▸ **Work task**: In the records below, find every line that contains "move" and list it.
═══ Extracted material
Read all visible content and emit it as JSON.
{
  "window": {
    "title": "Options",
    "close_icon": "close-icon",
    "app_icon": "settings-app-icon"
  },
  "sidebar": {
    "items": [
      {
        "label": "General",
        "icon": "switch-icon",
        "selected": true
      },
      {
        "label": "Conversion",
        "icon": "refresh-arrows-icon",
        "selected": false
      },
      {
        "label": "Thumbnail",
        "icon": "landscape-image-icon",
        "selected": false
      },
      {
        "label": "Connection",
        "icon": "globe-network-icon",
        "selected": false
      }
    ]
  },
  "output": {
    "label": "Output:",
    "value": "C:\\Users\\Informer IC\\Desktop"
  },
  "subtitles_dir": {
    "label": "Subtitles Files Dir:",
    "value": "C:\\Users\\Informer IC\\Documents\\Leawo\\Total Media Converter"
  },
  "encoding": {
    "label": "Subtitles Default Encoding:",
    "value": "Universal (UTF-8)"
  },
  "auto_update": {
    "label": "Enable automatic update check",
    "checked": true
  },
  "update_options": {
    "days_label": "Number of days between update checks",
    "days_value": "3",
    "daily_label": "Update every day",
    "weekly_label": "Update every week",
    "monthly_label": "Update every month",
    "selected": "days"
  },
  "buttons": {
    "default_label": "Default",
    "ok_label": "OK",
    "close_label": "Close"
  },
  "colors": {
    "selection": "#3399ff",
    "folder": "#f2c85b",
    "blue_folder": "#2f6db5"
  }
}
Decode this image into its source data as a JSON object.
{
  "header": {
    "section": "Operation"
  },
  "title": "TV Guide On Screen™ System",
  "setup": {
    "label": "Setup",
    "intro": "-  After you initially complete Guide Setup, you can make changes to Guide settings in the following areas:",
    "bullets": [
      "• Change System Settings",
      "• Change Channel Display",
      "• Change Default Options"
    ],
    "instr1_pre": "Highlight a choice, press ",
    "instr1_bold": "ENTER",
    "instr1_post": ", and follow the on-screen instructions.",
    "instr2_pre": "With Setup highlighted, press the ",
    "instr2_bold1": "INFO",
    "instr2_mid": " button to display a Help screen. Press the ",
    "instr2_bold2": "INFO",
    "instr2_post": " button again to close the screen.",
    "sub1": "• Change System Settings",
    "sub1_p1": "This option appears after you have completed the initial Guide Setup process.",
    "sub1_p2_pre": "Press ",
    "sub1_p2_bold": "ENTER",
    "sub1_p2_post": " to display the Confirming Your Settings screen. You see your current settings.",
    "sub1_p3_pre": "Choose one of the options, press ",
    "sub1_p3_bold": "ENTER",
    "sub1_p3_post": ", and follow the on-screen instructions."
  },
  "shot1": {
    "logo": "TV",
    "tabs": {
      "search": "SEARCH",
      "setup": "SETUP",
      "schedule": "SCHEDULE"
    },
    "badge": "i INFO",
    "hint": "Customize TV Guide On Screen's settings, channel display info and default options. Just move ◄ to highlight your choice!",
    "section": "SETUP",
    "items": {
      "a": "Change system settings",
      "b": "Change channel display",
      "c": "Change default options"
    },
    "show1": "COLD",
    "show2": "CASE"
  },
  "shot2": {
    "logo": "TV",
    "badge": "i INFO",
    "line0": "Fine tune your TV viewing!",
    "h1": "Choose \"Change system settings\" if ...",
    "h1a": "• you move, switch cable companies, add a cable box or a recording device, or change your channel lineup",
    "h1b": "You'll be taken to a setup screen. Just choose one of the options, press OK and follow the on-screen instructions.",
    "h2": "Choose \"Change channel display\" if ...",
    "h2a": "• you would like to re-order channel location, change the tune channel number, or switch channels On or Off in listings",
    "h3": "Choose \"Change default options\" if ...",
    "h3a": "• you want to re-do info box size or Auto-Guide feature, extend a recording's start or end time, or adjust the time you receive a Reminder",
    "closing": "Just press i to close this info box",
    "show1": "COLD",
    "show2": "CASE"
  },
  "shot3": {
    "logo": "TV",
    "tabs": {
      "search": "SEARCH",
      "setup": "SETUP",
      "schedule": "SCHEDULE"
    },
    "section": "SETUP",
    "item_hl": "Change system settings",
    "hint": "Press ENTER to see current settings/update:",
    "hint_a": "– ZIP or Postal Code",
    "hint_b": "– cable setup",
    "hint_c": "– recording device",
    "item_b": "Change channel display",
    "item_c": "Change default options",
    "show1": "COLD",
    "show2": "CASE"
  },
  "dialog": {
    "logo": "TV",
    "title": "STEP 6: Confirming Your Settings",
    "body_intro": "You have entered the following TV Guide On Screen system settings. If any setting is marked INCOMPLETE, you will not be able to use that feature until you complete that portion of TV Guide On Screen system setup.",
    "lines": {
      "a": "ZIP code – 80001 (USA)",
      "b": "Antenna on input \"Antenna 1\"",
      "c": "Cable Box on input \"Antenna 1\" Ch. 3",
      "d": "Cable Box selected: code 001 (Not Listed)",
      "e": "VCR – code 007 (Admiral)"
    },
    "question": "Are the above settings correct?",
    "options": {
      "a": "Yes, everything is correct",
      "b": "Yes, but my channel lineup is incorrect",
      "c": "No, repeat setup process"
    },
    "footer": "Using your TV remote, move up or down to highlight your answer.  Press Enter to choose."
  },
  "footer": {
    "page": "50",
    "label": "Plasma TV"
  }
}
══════
▸ **Response area**:
    "hint": "Customize TV Guide On Screen's settings, channel display info and default options. Just move ◄ to highlight your choice!",
    "h1a": "• you move, switch cable companies, add a cable box or a recording device, or change your channel lineup",
    "footer": "Using your TV remote, move up or down to highlight your answer.  Press Enter to choose."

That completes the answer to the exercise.